I was meditating with my eight-year-old daughter yesterday. She was sitting on my lap while our dog circled us, looking for attention.
"Just ignore him," I told her. "He'll settle down if we don't pay any attention to him."
Just like our thoughts. If we don't pursue them--in life and during meditation--they will fade, taper off on their own. Don't feed them and soon the thinking mind, ever in pursuit of some new shiny trinket of thought, will move on to the next idea, the latest story.
Repeat as necessary.
Sure enough, the dog soon settled down into his bed next to us.
Within a few minutes my daughter looked up to me and whispered, "I think that I'm done."
"Sure," I said. About ten minutes earlier she had decided that she wanted to meditate, and now she was finished.
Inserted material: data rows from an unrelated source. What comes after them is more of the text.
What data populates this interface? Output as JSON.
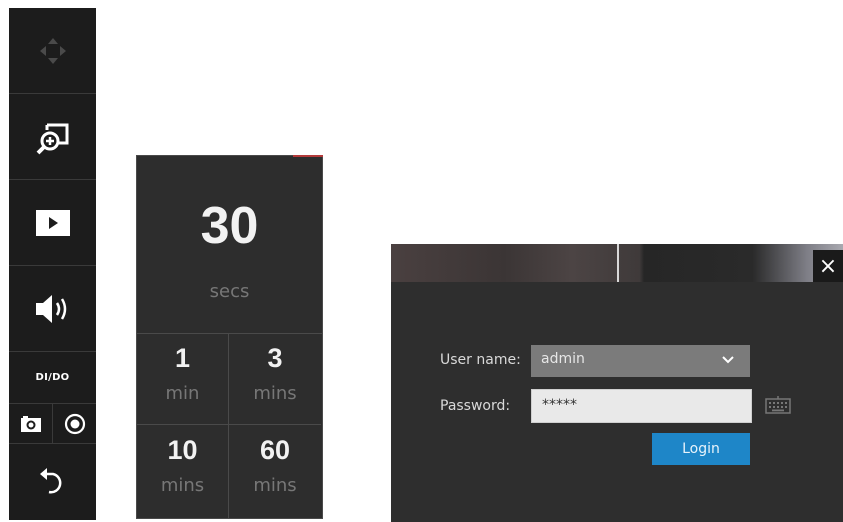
{
  "sidebar": {
    "ptz_icon": "ptz-arrows-icon",
    "zoom_icon": "digital-zoom-icon",
    "play_icon": "play-icon",
    "volume_icon": "volume-icon",
    "dido_label": "DI/DO",
    "snapshot_icon": "camera-icon",
    "record_icon": "record-icon",
    "back_icon": "undo-icon"
  },
  "timeout": {
    "main_value": "30",
    "main_unit": "secs",
    "options": [
      {
        "value": "1",
        "unit": "min"
      },
      {
        "value": "3",
        "unit": "mins"
      },
      {
        "value": "10",
        "unit": "mins"
      },
      {
        "value": "60",
        "unit": "mins"
      }
    ]
  },
  "login": {
    "close_label": "×",
    "username_label": "User name:",
    "username_value": "admin",
    "password_label": "Password:",
    "password_value": "*****",
    "keyboard_icon": "keyboard-icon",
    "login_button": "Login"
  },
  "colors": {
    "sidebar_bg": "#1c1c1c",
    "panel_bg": "#2d2d2d",
    "login_bg": "#2e2e2e",
    "login_button": "#1e86c8"
  }
}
There was no pressure for her to continue. She was done when she was done.
She stood up and padded out of the room. Inevitably, the dog bounded after her.
Again I couldn't help but smile at the fickleness of the dog. In the East they call the tendency to chase objects, experiences, and thoughts, "monkey mind." Since monkeys aren't common in the West, I think that "puppy mind" is more helpful.
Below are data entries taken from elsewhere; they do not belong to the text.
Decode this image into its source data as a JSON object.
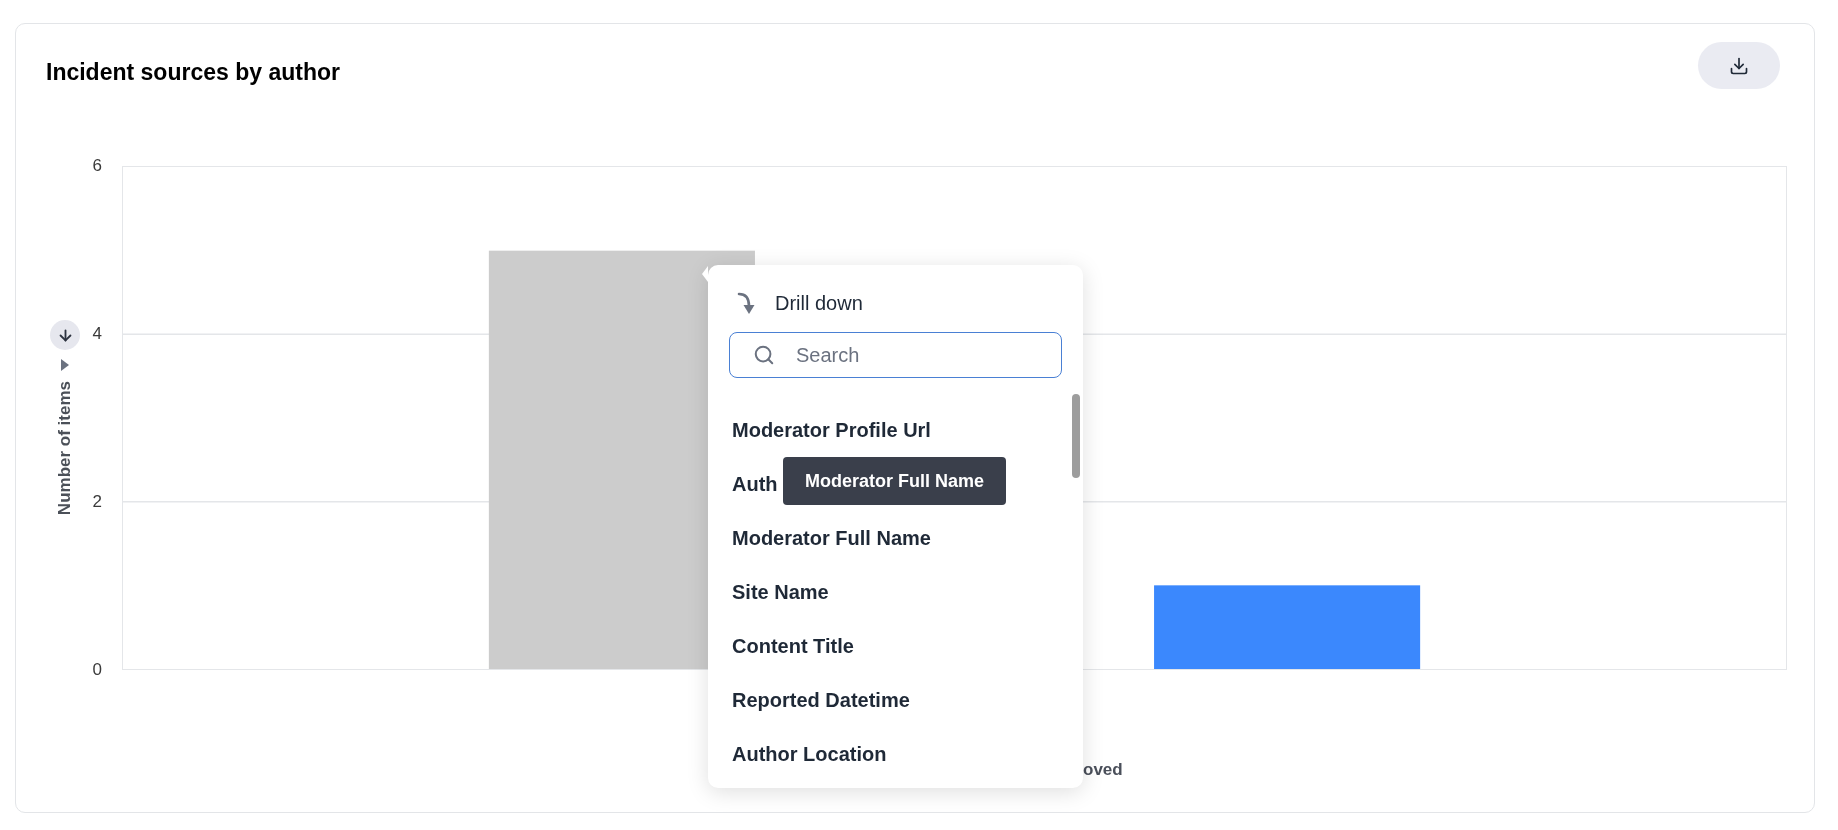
{
  "card": {
    "title": "Incident sources by author"
  },
  "chart": {
    "chart_data": {
      "type": "bar",
      "xlabel": "oved",
      "ylabel": "Number of items",
      "ylim": [
        0,
        6
      ],
      "yticks": [
        0,
        2,
        4,
        6
      ],
      "series": [
        {
          "values": [
            5,
            1
          ]
        }
      ]
    },
    "bars": [
      {
        "color": "#cccccc"
      },
      {
        "color": "#3b88fd"
      }
    ]
  },
  "drilldown": {
    "title": "Drill down",
    "search": {
      "placeholder": "Search"
    },
    "items": [
      {
        "label": "Moderator Profile Url"
      },
      {
        "label": "Auth"
      },
      {
        "label": "Moderator Full Name"
      },
      {
        "label": "Site Name"
      },
      {
        "label": "Content Title"
      },
      {
        "label": "Reported Datetime"
      },
      {
        "label": "Author Location"
      }
    ]
  },
  "tooltip": {
    "text": "Moderator Full Name"
  }
}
A puppy cannot maintain focus for more than a few moments, as my ten-month-old puppy constantly reminds me. Any distraction becomes an imperative to possess, sniff, or taste. A new person walks into the room and you are no longer important; gaining that person's attention is now the puppy's highest priority.
And that's how the human mind works: it is perpetually on the prowl for the next best thing, the latest colorful object or thought, something to fixate on and then abandon.
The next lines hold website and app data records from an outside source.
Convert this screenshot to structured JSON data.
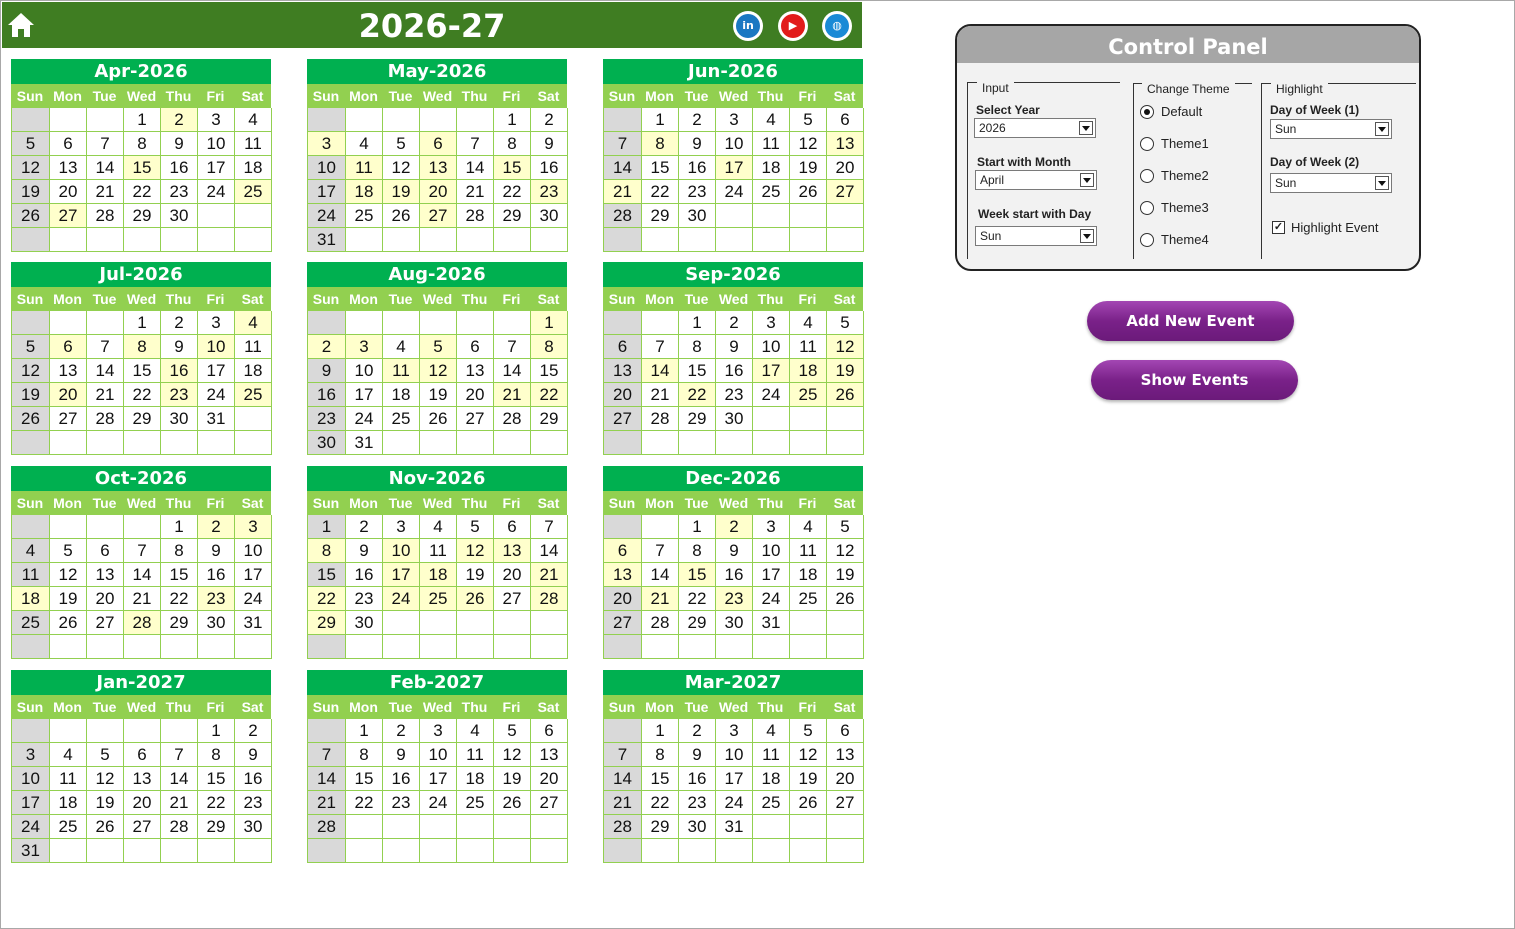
{
  "header": {
    "title": "2026-27",
    "home_icon": "home-icon",
    "social": [
      {
        "label": "in",
        "icon": "linkedin-icon",
        "color": "#1a78c2"
      },
      {
        "label": "▶",
        "icon": "youtube-icon",
        "color": "#e21b1b"
      },
      {
        "label": "◍",
        "icon": "globe-icon",
        "color": "#1a8ad6"
      }
    ]
  },
  "colors": {
    "header_bg": "#3f7d22",
    "month_title_bg": "#00b050",
    "weekday_bg": "#92d050",
    "sunday_cell": "#d9d9d9",
    "highlight_cell": "#ffffcc",
    "button": "#7a2189"
  },
  "calendar": {
    "weekdays": [
      "Sun",
      "Mon",
      "Tue",
      "Wed",
      "Thu",
      "Fri",
      "Sat"
    ],
    "months": [
      {
        "name": "Apr-2026",
        "start": 3,
        "days": 30,
        "highlights": [
          2,
          15,
          25,
          27
        ]
      },
      {
        "name": "May-2026",
        "start": 5,
        "days": 31,
        "highlights": [
          3,
          6,
          11,
          13,
          15,
          18,
          19,
          20,
          23,
          27
        ]
      },
      {
        "name": "Jun-2026",
        "start": 1,
        "days": 30,
        "highlights": [
          8,
          13,
          17,
          21,
          27
        ]
      },
      {
        "name": "Jul-2026",
        "start": 3,
        "days": 31,
        "highlights": [
          4,
          6,
          8,
          10,
          16,
          20,
          23,
          25
        ]
      },
      {
        "name": "Aug-2026",
        "start": 6,
        "days": 31,
        "highlights": [
          1,
          2,
          3,
          5,
          8,
          11,
          12,
          21,
          22
        ]
      },
      {
        "name": "Sep-2026",
        "start": 2,
        "days": 30,
        "highlights": [
          12,
          14,
          17,
          18,
          19,
          22,
          25,
          26
        ]
      },
      {
        "name": "Oct-2026",
        "start": 4,
        "days": 31,
        "highlights": [
          2,
          3,
          18,
          23,
          28
        ]
      },
      {
        "name": "Nov-2026",
        "start": 0,
        "days": 30,
        "highlights": [
          8,
          10,
          12,
          13,
          17,
          18,
          21,
          22,
          24,
          25,
          26,
          28,
          29
        ]
      },
      {
        "name": "Dec-2026",
        "start": 2,
        "days": 31,
        "highlights": [
          2,
          6,
          13,
          15,
          21,
          23
        ]
      },
      {
        "name": "Jan-2027",
        "start": 5,
        "days": 31,
        "highlights": []
      },
      {
        "name": "Feb-2027",
        "start": 1,
        "days": 28,
        "highlights": []
      },
      {
        "name": "Mar-2027",
        "start": 1,
        "days": 31,
        "highlights": []
      }
    ]
  },
  "control_panel": {
    "title": "Control Panel",
    "input": {
      "group_label": "Input",
      "year_label": "Select Year",
      "year_value": "2026",
      "month_label": "Start with Month",
      "month_value": "April",
      "week_label": "Week start with Day",
      "week_value": "Sun"
    },
    "theme": {
      "group_label": "Change Theme",
      "options": [
        "Default",
        "Theme1",
        "Theme2",
        "Theme3",
        "Theme4"
      ],
      "selected": "Default"
    },
    "highlight": {
      "group_label": "Highlight",
      "dow1_label": "Day of Week (1)",
      "dow1_value": "Sun",
      "dow2_label": "Day of Week (2)",
      "dow2_value": "Sun",
      "event_label": "Highlight  Event",
      "event_checked": true
    }
  },
  "buttons": {
    "add_event": "Add New Event",
    "show_events": "Show Events"
  }
}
Trying to learn from the dog's exit, I turned my attention back to what was actually in front of me, to what was real and not just imagined: speckled carpet illuminated by the fading glow of twilight. My body felt relaxed and my mouth was dry. The television chattered in the other room.
The Great Way is always open and available. It's just a matter of paying attention to what is really in front of us. Come back to that, over and over and over--to this breath, this life.